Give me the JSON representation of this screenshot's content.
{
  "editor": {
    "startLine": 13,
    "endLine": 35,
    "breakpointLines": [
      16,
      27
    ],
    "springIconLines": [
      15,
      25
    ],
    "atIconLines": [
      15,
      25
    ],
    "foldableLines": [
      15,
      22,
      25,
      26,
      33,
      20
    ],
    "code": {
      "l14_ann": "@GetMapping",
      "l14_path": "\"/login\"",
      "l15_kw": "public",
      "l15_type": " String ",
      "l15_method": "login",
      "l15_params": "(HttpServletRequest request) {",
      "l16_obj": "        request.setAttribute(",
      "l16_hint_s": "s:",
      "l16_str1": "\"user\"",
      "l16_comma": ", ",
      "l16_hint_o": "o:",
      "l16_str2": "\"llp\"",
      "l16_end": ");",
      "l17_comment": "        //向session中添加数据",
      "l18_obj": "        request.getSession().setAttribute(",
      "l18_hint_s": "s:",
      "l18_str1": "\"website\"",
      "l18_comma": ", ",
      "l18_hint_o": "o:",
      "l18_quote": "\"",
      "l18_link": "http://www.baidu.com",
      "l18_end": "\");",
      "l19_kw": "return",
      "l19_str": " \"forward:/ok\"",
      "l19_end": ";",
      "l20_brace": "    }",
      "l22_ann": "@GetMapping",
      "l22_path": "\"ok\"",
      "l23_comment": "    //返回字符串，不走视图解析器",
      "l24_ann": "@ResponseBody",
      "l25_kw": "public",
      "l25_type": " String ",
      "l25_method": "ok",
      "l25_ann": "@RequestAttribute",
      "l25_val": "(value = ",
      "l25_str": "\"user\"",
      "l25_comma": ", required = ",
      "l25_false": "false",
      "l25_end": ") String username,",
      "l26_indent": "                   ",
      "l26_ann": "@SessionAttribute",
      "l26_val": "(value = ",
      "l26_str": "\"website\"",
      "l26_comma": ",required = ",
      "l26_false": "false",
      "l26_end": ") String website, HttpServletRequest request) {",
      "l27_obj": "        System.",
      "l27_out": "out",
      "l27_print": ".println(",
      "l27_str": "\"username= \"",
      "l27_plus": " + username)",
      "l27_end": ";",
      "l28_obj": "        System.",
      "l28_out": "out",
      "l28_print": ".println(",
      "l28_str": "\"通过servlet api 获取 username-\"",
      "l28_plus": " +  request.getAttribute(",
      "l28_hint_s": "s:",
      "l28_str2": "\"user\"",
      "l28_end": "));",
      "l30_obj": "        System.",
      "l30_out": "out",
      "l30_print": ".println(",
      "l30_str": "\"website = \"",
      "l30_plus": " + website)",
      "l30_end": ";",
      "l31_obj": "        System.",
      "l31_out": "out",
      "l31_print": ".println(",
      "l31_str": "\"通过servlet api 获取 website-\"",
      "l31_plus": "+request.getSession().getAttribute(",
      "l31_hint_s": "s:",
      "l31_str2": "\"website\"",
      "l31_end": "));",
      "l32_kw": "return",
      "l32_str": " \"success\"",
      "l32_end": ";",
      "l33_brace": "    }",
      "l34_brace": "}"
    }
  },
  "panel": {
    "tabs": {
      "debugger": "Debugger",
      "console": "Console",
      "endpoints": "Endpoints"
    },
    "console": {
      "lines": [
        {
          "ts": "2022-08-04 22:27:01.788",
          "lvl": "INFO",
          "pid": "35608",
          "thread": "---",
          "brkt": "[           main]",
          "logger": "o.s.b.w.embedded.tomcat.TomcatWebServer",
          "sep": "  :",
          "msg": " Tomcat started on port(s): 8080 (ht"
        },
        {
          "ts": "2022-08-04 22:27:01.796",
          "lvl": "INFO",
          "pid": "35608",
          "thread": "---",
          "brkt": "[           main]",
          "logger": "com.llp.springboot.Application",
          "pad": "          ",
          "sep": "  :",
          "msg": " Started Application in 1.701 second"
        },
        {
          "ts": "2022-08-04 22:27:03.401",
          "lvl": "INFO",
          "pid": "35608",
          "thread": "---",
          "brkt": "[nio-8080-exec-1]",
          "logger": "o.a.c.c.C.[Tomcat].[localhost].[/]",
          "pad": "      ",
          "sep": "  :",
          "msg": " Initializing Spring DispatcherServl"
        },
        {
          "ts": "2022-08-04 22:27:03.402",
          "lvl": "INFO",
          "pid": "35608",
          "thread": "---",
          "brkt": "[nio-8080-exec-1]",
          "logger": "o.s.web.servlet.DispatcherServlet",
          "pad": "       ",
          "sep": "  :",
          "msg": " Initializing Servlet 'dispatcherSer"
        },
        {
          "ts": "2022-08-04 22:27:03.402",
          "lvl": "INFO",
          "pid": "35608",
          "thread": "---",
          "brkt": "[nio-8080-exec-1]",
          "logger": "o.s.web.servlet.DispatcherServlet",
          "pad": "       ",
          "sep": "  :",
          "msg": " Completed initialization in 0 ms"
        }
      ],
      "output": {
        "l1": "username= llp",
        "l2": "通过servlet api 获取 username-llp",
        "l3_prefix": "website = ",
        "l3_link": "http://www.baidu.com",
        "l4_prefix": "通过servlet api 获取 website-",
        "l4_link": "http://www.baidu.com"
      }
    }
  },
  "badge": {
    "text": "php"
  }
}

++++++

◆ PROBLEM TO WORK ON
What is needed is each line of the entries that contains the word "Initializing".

◆ SOLUTION FOR THIS PROBLEM
          "msg": " Initializing Spring DispatcherServl"
          "msg": " Initializing Servlet 'dispatcherSer"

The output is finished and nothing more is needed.